With sadness we announce the return to the Father of Fr. Paul Matthew Hannon, MAfr. on Thursday 28th March 2019.
The four bishops of Algeria have just announced that the 19 martyrs of the Maghreb will be formally beatified in a solemn Mass on 8th December 2018, the feast of the Immaculate Conception.
Fr. John Michael Henze, MAfr, known to everyone as Fr. Ben Henze returned to the Lord on 7th May 2018 and was buried after a Requiem Mass amongst his brothers in Ealing on 18th May 2018.
A new Africa Europe Faith and Justice Network (AEFJN) contact group was launched in Nairobi on 16 February, 2018. The launch was preceded by a two-day workshop (15-16 February) on Advocacy and AEFJN.
150 Year Celebrations.
There will be celebrations to mark 150 years since the foundation of the White Fathers (Missionaries of Africa) and the White Sisters (Missionary Sisters of Our Lady of Africa). These celebrations will be in:
St Columkille’s Parish, Rutherglen Glasgow G73 2SL
at the 12 midday Mass Sunday 26th August 2018.
Our Lady Queen of Apostles Parish, Hounslow TW5 0RL. Heston
at the 11.30 Mass Sunday 9th December 2018.
It is hoped that another celebration will be held in Liverpool in September 2018, but arrangements are yet to be made.
A young girl of about 8 years old was kidnapped from near her village in Darfur, Sudan in 1876 by 2 armed men. They took her off and sold her into slavery. Her name was taken from her and the slave-name of “Lucky” (Bakhita) given in its stead.
The Missionaries of Africa (White Fathers), as well as the Missionary Sisters of Our Lady of Africa/MSOLA (White Sisters), are preparing world wide to celebrate 150 years of service to, and in, Africa. The Missionaries of Africa date their beginnings to 1868 and the Missionary Sisters of Our Lady of Africa to 1869.
Not the first monk, but the first to go off into the Egyptian wilderness. His parents died when he was 18 years old. Following Jesus’ advice to the young man in the Gospel, he gave away to the poor all the money he had inherited in order to devote his life to coming closer to God.
Recently, in his pastoral letter of last October to the people of the archdiocese, Archbishop Malcolm McMahon wrote: “In the city of Liverpool I have invited the missionaries of Africa, more commonly known as the White Fathers, to take over the pastoral care of one of our parishes. They will be setting up a mission to specifically respond to the needs of our African brothers and sisters, and others of various ethnic origins, in the city”.

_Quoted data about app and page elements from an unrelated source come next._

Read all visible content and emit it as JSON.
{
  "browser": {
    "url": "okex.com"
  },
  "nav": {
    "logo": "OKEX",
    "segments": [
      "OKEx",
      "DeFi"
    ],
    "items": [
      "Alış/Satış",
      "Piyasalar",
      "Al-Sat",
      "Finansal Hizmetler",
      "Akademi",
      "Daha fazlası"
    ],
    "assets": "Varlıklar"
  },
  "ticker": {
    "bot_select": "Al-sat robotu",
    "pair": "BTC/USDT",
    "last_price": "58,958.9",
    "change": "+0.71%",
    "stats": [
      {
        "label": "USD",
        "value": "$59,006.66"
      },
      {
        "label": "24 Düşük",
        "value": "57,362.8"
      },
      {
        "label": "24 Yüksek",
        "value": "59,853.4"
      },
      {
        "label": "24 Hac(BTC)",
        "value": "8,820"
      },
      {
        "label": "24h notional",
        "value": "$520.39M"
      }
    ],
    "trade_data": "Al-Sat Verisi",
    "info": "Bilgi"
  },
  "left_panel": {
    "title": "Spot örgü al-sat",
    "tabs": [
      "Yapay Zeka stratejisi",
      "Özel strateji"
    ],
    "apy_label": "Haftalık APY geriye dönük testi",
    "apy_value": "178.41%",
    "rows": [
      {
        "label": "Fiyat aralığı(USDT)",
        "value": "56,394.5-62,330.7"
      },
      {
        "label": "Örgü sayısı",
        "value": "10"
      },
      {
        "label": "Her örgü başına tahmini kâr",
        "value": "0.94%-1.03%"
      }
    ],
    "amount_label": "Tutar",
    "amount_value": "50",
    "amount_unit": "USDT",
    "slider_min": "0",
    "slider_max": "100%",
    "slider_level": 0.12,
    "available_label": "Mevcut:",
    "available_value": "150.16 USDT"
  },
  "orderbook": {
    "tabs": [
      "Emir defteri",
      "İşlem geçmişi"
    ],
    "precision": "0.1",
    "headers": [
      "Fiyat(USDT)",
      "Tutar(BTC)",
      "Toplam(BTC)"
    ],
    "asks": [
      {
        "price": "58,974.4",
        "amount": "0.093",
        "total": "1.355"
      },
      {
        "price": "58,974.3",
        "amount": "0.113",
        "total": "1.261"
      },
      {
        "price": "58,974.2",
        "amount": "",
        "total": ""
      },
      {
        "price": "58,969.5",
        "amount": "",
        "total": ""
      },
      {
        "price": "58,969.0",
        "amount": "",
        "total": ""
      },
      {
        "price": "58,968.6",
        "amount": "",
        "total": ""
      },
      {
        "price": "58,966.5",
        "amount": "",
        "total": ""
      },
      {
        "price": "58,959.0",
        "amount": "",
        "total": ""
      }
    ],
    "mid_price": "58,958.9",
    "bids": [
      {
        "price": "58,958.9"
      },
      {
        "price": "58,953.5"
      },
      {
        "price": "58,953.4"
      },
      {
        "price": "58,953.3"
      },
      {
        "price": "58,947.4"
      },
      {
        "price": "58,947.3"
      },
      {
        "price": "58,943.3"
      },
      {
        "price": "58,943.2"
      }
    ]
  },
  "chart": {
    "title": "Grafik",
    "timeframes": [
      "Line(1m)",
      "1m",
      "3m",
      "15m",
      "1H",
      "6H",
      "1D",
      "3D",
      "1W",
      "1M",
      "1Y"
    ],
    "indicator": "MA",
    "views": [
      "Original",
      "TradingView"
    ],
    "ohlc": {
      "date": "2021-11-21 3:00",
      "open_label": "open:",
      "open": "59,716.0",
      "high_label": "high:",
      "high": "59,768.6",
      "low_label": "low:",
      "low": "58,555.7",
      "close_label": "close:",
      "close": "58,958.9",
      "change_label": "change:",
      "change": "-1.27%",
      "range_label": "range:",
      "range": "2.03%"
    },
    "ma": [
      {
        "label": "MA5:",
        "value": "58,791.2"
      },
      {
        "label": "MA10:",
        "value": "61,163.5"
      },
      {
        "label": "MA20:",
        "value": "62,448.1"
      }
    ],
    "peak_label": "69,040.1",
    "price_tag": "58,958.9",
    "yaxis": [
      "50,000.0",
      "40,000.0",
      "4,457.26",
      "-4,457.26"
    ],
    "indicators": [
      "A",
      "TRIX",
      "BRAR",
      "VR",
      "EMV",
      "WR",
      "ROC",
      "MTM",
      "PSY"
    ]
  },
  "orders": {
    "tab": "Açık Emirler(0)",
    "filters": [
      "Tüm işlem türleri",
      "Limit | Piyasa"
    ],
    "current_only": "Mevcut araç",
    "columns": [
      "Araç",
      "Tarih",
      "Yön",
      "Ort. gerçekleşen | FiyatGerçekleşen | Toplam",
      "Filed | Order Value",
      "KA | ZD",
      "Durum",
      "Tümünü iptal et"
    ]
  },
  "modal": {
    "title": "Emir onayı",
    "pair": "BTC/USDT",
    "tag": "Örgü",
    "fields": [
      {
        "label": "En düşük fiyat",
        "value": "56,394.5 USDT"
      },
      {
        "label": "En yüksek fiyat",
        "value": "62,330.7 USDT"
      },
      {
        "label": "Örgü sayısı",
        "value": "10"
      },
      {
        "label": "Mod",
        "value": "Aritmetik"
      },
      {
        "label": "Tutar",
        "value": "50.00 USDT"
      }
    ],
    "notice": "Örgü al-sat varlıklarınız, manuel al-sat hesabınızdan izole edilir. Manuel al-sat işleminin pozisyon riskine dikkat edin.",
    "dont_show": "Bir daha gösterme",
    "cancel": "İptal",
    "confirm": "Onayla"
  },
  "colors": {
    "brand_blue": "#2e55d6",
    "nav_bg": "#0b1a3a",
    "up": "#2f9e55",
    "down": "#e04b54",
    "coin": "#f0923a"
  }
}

At long last the African Union (AU) has reacted and called for action to stop this vile and degrading abuse of human beings. One of the first African countries to react has been Rwanda.
Yesterday Pope Francis joined a prayer service in Rome organised by “Solidarity with South Sudan” and the Justice and Peace office of male and female religious organisations worldwide. The prayers were for peace and justice for the peoples of South Sudan and the Democratic Republic of Congo.
After reading about Fr. John Slinger’s recent escape from death, having been attacked by a mentally ill man in Tanzania, I read about the 3 British Christian missionaries who were repatriated from Nigeria.
On Monday morning, the 30th Oct, at 6a.m. whilst entering the sacristy to prepare for Mass, I was attacked by a deranged man in the sacristy.
BBC Magazine published a beautiful story from Kenya concerning two childhood friends. One became a drug addict living on the streets.
Excerpts from the sermon given by Fr Chris Wallbank MAfr in Rutherglen
One thing that comes to mind when thinking of John is how his whole missionary life was marked in so many ways by the Cross.
Archbishop Michael Fitzgerald MAfr, formerly Head of the Pontifical Council for Interreligious Dialogue and the Papal Nuncio in Egypt to the Arab League, was invited to pray and give a reflection on 3rd October 2017in Edinburgh before the Scottish Parliament.
When received by Pope Francis last month in the Vatican, the Bishops of Algeria stressed that the request to have the Bishop of Oran and 18 priests and religious, who had been murdered in Algeria between 1994 and 1996, beatified was not in any way meant to be a self-congratulatory move by the Church, nor was it meant to be a claim of “poor Christians murdered by wicked Muslims”.
The cause for the beatification of Bishop Pierre Claverie and his 18 companions, including the seven monks of Tibhirine and the 4 MAfr (White Fathers) of Tizi-Ouzou (Jean Chevillard, Alain Dieulangard, Christian Chessel, Charles Deckers) have only to receive the vote of the Assembly of the Cardinals and Bishops of the Congregation for the Causes of Saints.’ (Nicolas Senèze , Rome, 01/09/2017).